Number 45 has spoken about the press in such a way as to possibly stimulate thoughts of violence among his more fervent adherents. However, it seems his rhetoric has become particularly sweeping. Brown people, in general, have become his targets. There is no reason to hope that he will reform. His followers reward his radicalism, and his handlers are among the most cynical figures in American political history.
Make America great again sounds like sweet music to ignorant and privileged citizens. Our past is tainted in disgust, encumbered by marked graves of those considered people and those unmarked graves considered property. Our past is debased by indifferently sending our young men and women to die in countless wars. Our past is murder, torture, Jim Crow, internment, slavery, incarceration, McCarthyism, discrimination—the list goes on. The inability to see America’s past is descriptive of being blindly supportive of a meager institution into which we were indoctrinated by saying the pledge of allegiance at a young age.
This blind patriotism can make people passionate about things that they may not necessarily even understand. For instance, kids learn to say the pledge of allegiance every day before they even learn American history. This action essentially forces people to give an oath to something they have no idea about.

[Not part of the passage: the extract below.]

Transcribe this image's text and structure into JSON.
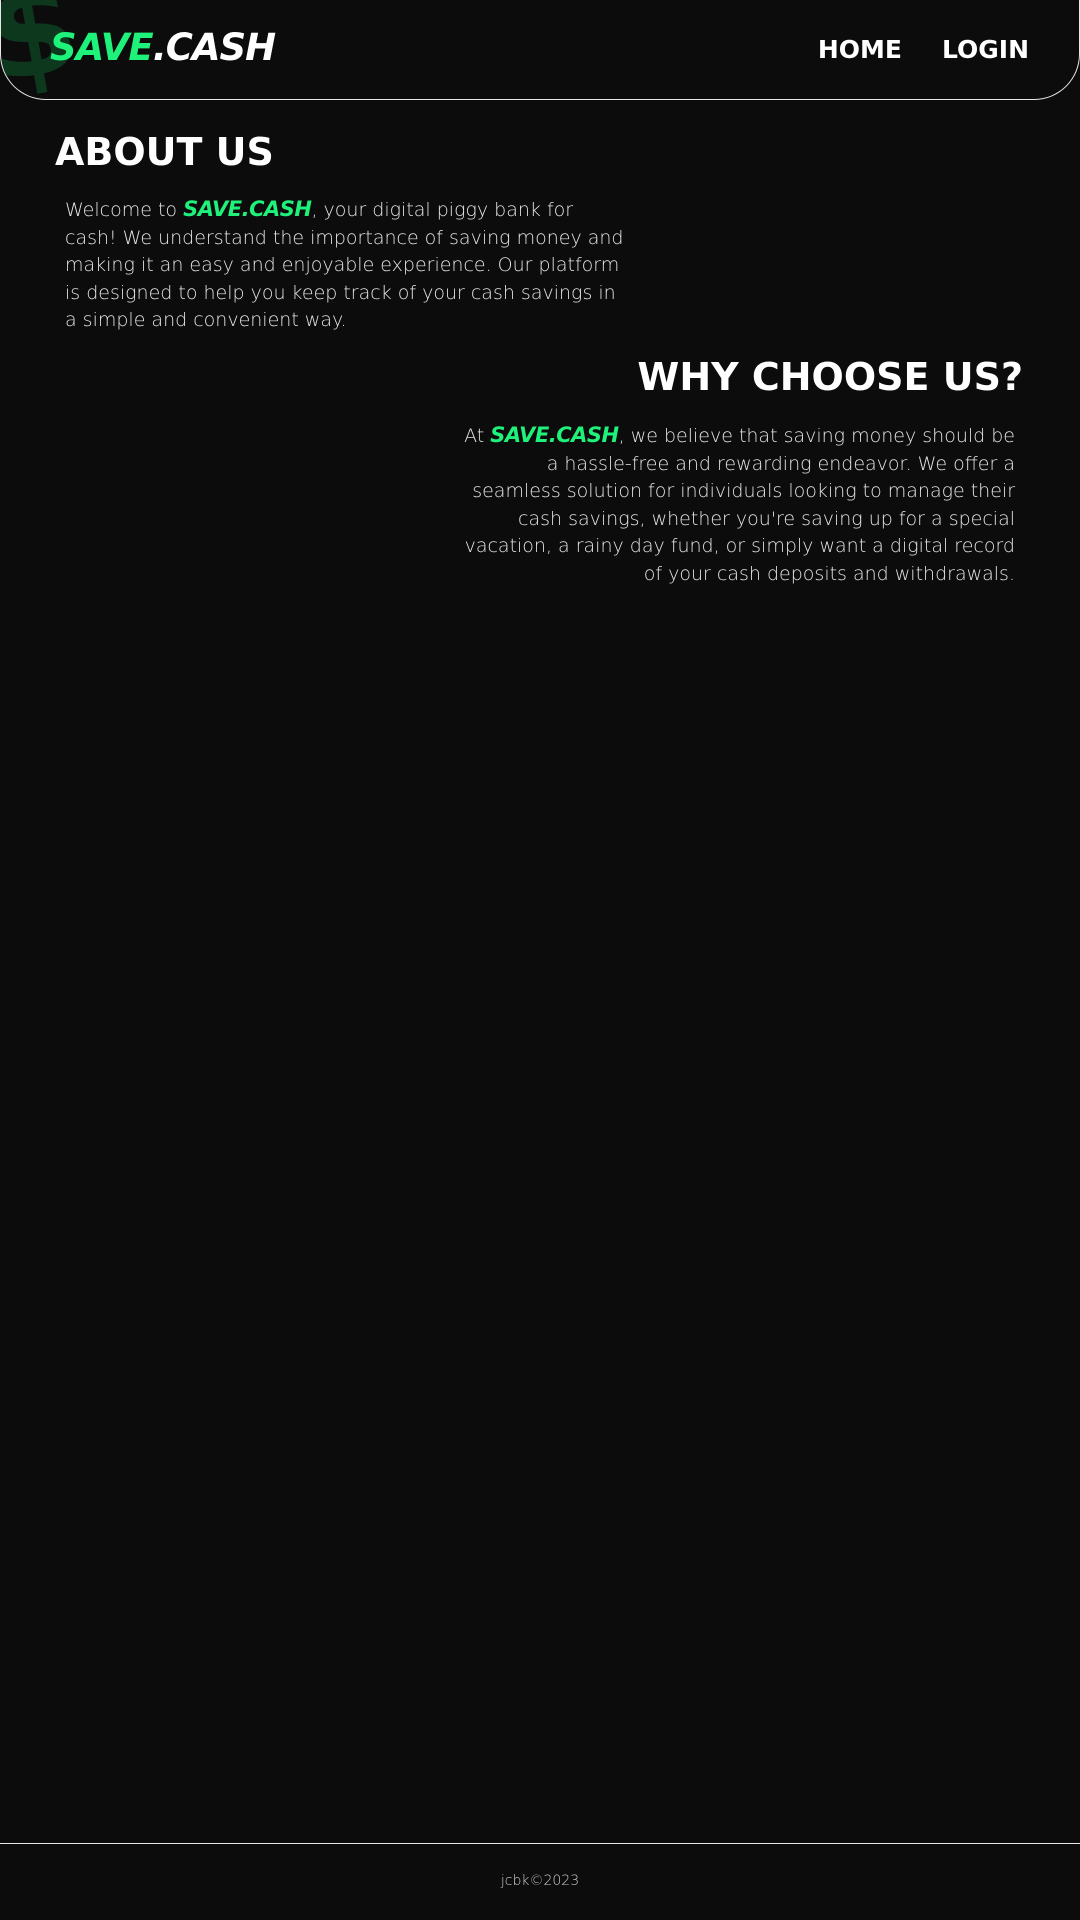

Why is sitting down or kneeling during the national anthem controversial? Extremists mandate it because “all of us should love and support our country.” As citizens of this nation, no one has to love and support this country. In fact, the First Amendment right confirms this. Many may appreciate and acknowledge the existence of this country’s constitution and laws, but by no means people support a country when it chooses to send people to die in wars, allow racism a seat in the highest position of the land, unnecessarily kick people out, throw children in cages or treat black and brown citizens unjustly.
Making America great takes more than a slogan. It takes action, including rebellion and activism, to create a new normal. Patriotism for America is great, but patriotism, nor prayer, alone will ever make our country great.
Opinion by Cherese Jackson (Virginia)
John Paul Robinson: Disrupter and Activist
The Crimson White: America is not great, and never has been
Top Image Courtesy of Adam Cohn’s Flickr Page – Creative Commons License
Featured Image Courtesy of Jonny Lindner’s Pixabay Page – Creative Commons License